President Trump’s decision to strike Syria with cruise missiles after its use of chemical weapons signals a fundamental shift in the “America First” doctrine he espoused during last year’s campaign. Unless it doesn’t.
Secretary of State Rex Tillerson and UN Amb. Nikki Haley offered different responses to that question Sunday, reflecting a lack of clarity about whether Trump is pivoting to a more expansive view of the U.S. role of the world, or simply responding in one particular case to heart-wrenching photos of “beautiful babies” dying. As the new president moves toward the 100-days milestone of his tenure at the end of the month, foreign governments, congressional leaders and even his own aides continue to search for clues to what might comprise a Trump doctrine on foreign policy.
“One strike does not a strategy make,” former CIA director David Petraeus cautioned on CNN.
The stakes ahead aren’t limited to Syria. The potential repercussions around the globe extend to how tough a line Trump might take toward North Korea for its nuclear weapons program and whether he’ll pursue warmer relations with Russia. It could affect U.S. relations with China, Iran and Europe. At home, there are political consequences after the strike brought praise from some unlikely sources — among them former Obama administration officials and such frequent GOP critics as Senate Armed Services chairman John McCain — and alarm from some who had backed his election.
“I guess Trump wasn’t ‘Putin’s puppet’ after all, he was just another deep state/Neo-Con puppet,” Paul Joseph Watson of the alt-right Infowars complained on Twitter Thursday night. “I’m officially OFF the Trump train.” (The next morning, he tweeted that he was “off the train” only on Syria policy.)
During the campaign, Trump promised to focus on defeating ISIS terrorists but to withdraw from much of the broad U.S. engagement in the world that has emerged since World War II. He had urged then-president Barack Obama specifically to stay out of Syria, arguing that its civil war shouldn’t become America’s problem.
But in remarks late Thursday from his Mar-a-Lago retreat in Florida, Trump said he ordered Tomahawk missiles launched at a Syrian airfield because it was in the “vital national security interest of the United States to prevent and deter the spread and use of deadly chemical weapons.”
So does the administration now seek the ouster of Syrian President Bashar al-Assad?
Haley said yes. “There’s not any sort of option where a political solution is going to happen with Assad at the head of the regime,” she said on CNN’s State of the Union.
Tillerson said no. “I think the president was very clear in his message to the American people that this strike was related solely to the most recent horrific use of chemical weapons against women, children, and as the president said, even small babies,” he said on ABC’s This Week. “Other than that, there is no change to our military posture.”

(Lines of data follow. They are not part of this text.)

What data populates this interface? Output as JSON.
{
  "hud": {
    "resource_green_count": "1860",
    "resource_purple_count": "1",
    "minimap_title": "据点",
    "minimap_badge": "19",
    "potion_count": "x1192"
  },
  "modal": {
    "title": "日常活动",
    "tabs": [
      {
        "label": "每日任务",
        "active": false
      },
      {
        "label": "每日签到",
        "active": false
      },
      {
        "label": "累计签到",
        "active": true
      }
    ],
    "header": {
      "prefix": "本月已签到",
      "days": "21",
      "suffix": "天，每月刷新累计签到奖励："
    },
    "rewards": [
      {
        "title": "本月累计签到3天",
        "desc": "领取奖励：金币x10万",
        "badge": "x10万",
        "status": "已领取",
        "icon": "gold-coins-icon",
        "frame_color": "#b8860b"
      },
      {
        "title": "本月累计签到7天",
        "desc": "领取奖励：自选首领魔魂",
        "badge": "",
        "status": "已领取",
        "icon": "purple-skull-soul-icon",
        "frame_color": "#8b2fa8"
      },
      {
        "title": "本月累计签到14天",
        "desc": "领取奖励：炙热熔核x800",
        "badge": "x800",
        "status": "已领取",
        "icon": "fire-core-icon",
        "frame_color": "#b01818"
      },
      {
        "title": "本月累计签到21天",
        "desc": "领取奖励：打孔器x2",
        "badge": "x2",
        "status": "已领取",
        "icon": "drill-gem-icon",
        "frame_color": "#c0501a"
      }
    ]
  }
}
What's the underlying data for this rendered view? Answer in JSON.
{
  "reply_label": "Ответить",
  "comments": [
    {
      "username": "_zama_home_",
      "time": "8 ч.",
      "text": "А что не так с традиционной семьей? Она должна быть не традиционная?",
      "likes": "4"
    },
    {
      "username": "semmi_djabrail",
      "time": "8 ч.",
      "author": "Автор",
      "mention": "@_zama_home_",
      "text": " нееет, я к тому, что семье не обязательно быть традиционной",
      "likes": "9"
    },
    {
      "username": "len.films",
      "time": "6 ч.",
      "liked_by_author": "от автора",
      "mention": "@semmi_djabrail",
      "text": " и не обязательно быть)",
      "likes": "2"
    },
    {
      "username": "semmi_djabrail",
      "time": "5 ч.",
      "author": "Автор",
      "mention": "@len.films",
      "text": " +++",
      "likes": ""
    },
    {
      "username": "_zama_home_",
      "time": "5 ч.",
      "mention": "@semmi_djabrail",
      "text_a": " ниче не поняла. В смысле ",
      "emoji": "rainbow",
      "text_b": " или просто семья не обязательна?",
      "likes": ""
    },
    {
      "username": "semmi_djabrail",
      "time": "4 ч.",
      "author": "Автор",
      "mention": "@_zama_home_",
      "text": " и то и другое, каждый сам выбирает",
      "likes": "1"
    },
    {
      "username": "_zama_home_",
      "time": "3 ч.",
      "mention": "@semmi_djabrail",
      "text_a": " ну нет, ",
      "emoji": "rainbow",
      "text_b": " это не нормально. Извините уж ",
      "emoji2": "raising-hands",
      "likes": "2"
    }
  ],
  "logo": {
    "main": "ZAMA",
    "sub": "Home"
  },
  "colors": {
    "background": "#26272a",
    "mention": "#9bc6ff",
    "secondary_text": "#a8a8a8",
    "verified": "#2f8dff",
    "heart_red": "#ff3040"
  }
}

The Syrian attack comes amid increasing White House activity on foreign policy. Over the past week, Trump met at the White House with Egyptian President Abdel Fattah al-Sisi, ending a freeze by the Obama administration for a leader who initially took power in a military coup. He met in Washington with Jordan’s King Abdullah II and in Florida with Chinese President Xi Jinping. Tillerson is scheduled to travel to Moscow this week.
Meanwhile, Trump has shaken up the National Security Council staff, consolidating the preeminence of national security adviser H.R. McMaster. White House strategist Steve Bannon was bumped from the so-called principals committee and K.T. McFarland is on her way out as a deputy national security adviser. She will be nominated as ambassador to Singapore instead.
McMaster declined to clarify just where the president stands on Syria, denying that Tillerson and Haley had contradicted one another. “While people are really anxious to find inconsistencies in those statements, they are in fact very consistent in terms of what is the ultimate political objective in Syria,” he insisted on Fox News Sunday. “The resolution of the conflict will entail both of the elements that you’re talking about.”
South Carolina Sen. Lindsey Graham said with a mischievous smile that listeners could chose to believe what they wished.
“Ambassador Haley just said on your program, ‘You’ll never end the war with Assad in power,'” Graham said on NBC’s Meet the Press. “So that means regime change is now the policy of the Trump administration — that’s at least what I’ve heard.”